Wednesday, May 14, 2014
Vintage Record Sleeve--you can find orphan record sleeves in all kinds of places, maybe even in your own collection. I've seen them in book resale shops, thrift shops, and estate sales. Find a cute one, add your letter or paper bits, seal with tape, and send it! I used vintage Dennison labels to address mine.
Or try this--a vintage children's record/book. Write the letter on the pages of the book, and fill the sleeve for the record with little treasures, tape closed, and mail. Who doesn't love a memory of a good Disney story?
Adding vintage ledger paper to the inside and securing with washi tape makes a great place for your letter. And it's kind of like a treasure hunt through the book to find the letter! This idea was from Xenia of Saturday Morning Vintage.
Vintage Bound Photo Album--There are almost always old pictures at the estate sales we shop, and I've picked up a few old photo albums from family trips. Write your letter on the back of the pictures, and let the photos be a trip down memory lane, or if they are not your own, they are cheap entertainment and the subjects remain anonymous!

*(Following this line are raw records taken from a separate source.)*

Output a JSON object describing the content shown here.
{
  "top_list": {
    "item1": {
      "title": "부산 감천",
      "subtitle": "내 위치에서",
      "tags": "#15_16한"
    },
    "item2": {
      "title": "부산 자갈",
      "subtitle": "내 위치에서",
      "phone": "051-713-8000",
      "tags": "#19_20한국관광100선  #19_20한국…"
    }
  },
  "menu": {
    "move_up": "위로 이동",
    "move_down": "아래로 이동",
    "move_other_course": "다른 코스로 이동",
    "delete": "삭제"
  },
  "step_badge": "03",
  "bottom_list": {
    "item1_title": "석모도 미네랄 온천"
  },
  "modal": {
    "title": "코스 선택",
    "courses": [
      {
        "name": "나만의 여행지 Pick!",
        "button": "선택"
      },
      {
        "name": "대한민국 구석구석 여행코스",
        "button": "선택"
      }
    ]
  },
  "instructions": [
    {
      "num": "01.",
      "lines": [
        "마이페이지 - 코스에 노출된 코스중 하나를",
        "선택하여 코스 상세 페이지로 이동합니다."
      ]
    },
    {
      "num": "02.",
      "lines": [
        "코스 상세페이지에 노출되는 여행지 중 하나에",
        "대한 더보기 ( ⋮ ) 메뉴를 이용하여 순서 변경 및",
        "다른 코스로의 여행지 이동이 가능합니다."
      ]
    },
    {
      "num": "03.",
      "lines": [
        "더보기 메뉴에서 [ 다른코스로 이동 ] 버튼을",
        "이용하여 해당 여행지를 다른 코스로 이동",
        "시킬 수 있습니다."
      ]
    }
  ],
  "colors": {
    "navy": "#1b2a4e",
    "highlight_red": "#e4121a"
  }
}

An old library book makes a great presentation. Xenia, of Saturday Morning Vintage, sent her last letter to me using one. She wrote the letter on ledger paper that was taped to the pages using washi, but the pictures of the birds in the pages were left untouched for me to enjoy. This was one of the cutest things I have ever received, and I love her letters. She taped it shut and put the postage right on the cover of the book. It is beautiful!